Boys will be boys and girls will be girls, right? Not exactly. There is a wide range of ways to do gender right, to be successfully female and male, but this knowledge does not prevent much of society from forcing restrictive gender stereotypes on us ad nauseum. What young boys and girls experience throughout their lives shapes and restricts or facilitates how they see “normal” and what they embody as expectations for behavior and expression of self. What we tell our children and each other about gender matters.
Take insurance and chickens, for example. The insurance company GEICO recently released a commercial featuring a chicken and a Roy Orbison song. It’s a riff on “free range” chickens and has a hen (i.e. a female chicken, a “she”) roaming the highways and byways of the USA, hitching rides with truckers, boozing it up with hobos, participating in the famous American adventure experience of being “On the Road.” The punchline has the chicken texting (instagraming?) pictures of its adventures back to the farmer and his wife. And the farmer says “He just keeps sending pictures.” Note the use of the pronoun “he”…it is absolutely clearly a hen doing the adventuring and picture sending. Why refer to it as a “he”? Can’t hens roam free and adventure? Apparently not. The assumed gender of the free range adventuring American icon is that of a male…even if the actor (the chicken in this case) is wholly female.

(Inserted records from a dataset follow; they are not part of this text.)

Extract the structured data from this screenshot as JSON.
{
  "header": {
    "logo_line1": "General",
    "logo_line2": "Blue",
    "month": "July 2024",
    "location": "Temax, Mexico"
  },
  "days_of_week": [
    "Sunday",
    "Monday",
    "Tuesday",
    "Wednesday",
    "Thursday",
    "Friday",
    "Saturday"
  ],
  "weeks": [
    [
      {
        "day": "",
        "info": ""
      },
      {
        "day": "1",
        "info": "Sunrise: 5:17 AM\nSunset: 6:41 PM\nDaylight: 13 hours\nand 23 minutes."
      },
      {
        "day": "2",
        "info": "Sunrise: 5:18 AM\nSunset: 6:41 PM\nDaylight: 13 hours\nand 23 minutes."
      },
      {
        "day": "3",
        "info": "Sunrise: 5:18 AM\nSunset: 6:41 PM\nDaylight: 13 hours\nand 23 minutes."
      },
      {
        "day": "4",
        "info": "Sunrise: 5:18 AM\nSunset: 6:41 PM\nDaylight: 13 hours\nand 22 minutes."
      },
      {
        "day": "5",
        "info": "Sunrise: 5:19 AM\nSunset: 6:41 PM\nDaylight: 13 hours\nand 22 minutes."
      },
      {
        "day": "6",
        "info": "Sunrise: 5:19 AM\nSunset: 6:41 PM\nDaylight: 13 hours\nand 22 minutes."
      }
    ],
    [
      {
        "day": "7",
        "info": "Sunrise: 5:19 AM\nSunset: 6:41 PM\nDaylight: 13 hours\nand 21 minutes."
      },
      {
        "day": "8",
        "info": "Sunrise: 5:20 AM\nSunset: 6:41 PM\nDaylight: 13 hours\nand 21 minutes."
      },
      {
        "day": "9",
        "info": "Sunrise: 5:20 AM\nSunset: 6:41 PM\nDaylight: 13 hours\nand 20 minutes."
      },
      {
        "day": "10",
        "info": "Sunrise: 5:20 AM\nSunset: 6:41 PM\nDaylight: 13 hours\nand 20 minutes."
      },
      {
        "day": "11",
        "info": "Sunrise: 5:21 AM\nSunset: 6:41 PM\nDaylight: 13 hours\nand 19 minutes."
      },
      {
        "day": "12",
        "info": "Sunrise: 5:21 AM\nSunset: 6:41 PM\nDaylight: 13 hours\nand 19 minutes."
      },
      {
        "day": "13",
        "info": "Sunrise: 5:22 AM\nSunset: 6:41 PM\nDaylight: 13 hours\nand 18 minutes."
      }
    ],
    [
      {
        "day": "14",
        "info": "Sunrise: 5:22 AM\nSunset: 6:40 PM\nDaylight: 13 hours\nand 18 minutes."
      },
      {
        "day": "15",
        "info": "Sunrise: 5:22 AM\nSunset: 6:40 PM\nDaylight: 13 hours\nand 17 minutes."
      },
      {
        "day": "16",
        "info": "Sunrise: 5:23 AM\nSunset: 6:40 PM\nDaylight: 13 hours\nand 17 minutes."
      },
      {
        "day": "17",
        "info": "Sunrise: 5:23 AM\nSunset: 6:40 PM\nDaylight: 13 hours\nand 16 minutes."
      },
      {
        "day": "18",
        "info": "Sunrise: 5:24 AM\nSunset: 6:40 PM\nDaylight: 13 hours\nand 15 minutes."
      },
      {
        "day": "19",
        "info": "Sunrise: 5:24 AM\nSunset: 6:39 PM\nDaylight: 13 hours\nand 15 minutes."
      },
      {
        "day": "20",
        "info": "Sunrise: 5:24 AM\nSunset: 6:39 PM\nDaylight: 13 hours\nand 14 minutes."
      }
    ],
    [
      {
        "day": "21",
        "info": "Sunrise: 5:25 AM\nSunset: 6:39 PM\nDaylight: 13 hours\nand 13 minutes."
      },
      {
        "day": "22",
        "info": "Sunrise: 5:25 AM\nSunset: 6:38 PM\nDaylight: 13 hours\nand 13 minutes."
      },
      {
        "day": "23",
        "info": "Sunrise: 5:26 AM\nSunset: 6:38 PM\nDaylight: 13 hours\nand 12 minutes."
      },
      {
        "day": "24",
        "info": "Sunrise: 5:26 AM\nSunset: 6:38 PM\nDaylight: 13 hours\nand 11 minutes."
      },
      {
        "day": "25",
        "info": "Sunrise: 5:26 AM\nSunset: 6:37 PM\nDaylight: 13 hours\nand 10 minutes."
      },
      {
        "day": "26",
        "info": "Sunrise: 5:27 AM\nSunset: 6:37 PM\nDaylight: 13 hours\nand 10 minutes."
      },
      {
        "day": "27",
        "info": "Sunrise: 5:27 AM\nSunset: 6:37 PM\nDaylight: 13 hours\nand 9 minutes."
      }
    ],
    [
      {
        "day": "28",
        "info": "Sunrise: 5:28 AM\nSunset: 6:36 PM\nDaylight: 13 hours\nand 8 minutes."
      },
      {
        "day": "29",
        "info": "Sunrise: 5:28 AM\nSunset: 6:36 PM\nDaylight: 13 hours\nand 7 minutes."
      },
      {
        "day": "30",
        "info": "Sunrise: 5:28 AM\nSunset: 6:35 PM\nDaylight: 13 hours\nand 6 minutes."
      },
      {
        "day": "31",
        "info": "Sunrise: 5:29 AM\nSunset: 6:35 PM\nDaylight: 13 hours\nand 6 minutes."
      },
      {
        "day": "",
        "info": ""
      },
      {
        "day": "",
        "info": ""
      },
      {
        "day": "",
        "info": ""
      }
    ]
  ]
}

This is not as silly as it sounds. The framing and broadcasting of gender stereotypes is exactly how we inhibit a broader acceptance of gender roles and the possibilities for a much greater overlap between males and females and a healthier approach to being human. The subtle “gendering” of the chicken reinforces for all being entertained by the commercial the maleness of adventuring.
But lest you think this is a single example or a small aberration in the representation of how the media can act as a major force in the societal imposition of strict gender options, let’s take the some examples from the Media, Diversity, & Social Change (MDSC) Initiative at USC’s Annenberg School for Communication and Journalism and the Geena Davis Institute on Gender in Media, particularly the work from projects headed up by Dr. Stacy Smith. It is in their assessment of motion pictures that we can see powerful, and pernicious, diminution of options for gender females and substantive reinforcement of gender male dominance in action, adventure, assertiveness and societal importance.

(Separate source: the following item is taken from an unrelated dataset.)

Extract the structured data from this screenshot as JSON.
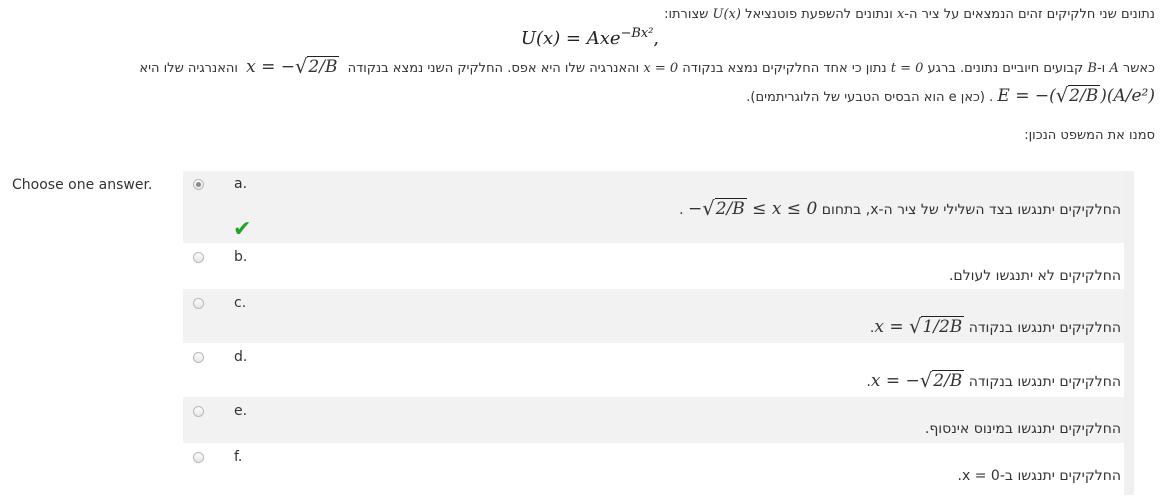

In a study of 120 films from 11 countries there was a total of 5,799 speaking or named characters showing up in the films. Of these only 30.9% were female and 69.1% male–a gender ratio of 2.24 males to every one female (unlike any gender distribution in any of the countries the films came from). Of these films only 23.3% of the films had a girl or woman as a lead or co-lead driving the plot.
In another study of the USA 600 top‐grossing films (2007-2013) the research group assessed every speaking or named character (there were 26,225 of them). Females made up ~30% of speaking roles and males ~70%, with the highest female representation being in comedy and the lowest in action/adventure films. Voice matters. When we see a movie, those who speak, and take action, are those who get our attention. Females are woefully underrepresented in both of these areas relative to their actual roles in real life. The top movies are lying to us about what women do, and thus shaping what we think of as “normal.”
Maybe this is not so surprising when we see that only 1.9% of directors, 7.4% of writers, and 19.6% of producers are women. Gender bias in the workplace might be acting to reinforce stereotypes and expectations. And it is bias, as there is no evidence that men are biologically (or socially) better equipped to be directors, writers or producers. We should also consider who is making the movies when we see that females were far more likely than males to be shown in sexy and revealing clothing (30.2% vs 9.7%), were more likely to be shown fully or partially nude (29.5% vs 11.7%) and were also more likely to be referred to as physically attractive (13.2% vs. 2.4%).
The point here is not simply to berate the “system” for perpetrating stereotypes on the audience, the point is to note that they are doing it so widely out of synch with the actual patterns of diversity in gender roles and actions. Our society, through media, is painting a false picture of what females and males do…this negatively impacts us all.
What we see in popular media does not only shape gender and social expectations, it has broad scale power, especially with children. Telling more than 50% of the population that it’s normal to not speak up, not take action, not adventure or push boundaries matters. Case in point: there are very few women in the STEM fields (“hard” sciences) and it is not due to their being biological or intellectually inferior or incapable…but it might have something to do with overly restrictive gender stereotypes, and their reinforcement at multiple levels of society. The president of the USA recently implored us to think about this “…we need to have more girls interested in math, science, and engineering. We’ve got half the population that is way underrepresented in those fields and that means that we’ve got a whole bunch of talent … that is not being encouraged.” Such an increase in participation would benefit all of us, but is not going to happen without some serious rethinking of how we talk about gender and how we act to ensure more flexibility and options for being female.
So next time you see a commercial that robs a female of the option of adventure or a movie that mutes women and offers them up only as window dressing for the men of action, break the myth of gender stereotypes and vote with your feet and with your dollars–make a difference.